What the task asks:
Every line in the records below with the string "Singleton" needs to be copied out.

========================================================================

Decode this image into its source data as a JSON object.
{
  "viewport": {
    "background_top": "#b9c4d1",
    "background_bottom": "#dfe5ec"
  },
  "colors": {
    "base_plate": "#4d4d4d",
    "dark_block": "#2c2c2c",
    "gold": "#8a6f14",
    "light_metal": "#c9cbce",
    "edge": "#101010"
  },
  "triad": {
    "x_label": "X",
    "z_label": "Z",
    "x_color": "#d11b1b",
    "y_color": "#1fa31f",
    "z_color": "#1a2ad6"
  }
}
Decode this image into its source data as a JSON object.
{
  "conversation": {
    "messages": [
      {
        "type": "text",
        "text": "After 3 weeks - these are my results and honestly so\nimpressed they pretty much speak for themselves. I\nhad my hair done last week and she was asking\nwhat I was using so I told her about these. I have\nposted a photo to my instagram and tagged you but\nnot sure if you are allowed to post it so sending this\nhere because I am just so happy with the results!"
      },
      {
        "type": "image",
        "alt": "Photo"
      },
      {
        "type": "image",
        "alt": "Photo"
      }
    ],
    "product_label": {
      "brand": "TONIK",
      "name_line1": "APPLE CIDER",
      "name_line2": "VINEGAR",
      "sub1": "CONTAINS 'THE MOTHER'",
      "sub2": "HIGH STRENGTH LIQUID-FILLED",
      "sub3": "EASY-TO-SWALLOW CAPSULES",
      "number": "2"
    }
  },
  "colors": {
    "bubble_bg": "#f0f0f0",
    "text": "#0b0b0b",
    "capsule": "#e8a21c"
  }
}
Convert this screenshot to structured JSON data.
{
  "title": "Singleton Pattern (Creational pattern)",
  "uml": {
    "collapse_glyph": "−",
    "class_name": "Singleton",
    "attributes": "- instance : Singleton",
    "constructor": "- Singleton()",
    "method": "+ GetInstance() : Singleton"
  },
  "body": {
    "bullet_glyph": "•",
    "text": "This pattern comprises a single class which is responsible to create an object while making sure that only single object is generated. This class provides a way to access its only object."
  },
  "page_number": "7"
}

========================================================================

Your response:
  "title": "Singleton Pattern (Creational pattern)",
    "class_name": "Singleton",
    "attributes": "- instance : Singleton",
    "constructor": "- Singleton()",
    "method": "+ GetInstance() : Singleton"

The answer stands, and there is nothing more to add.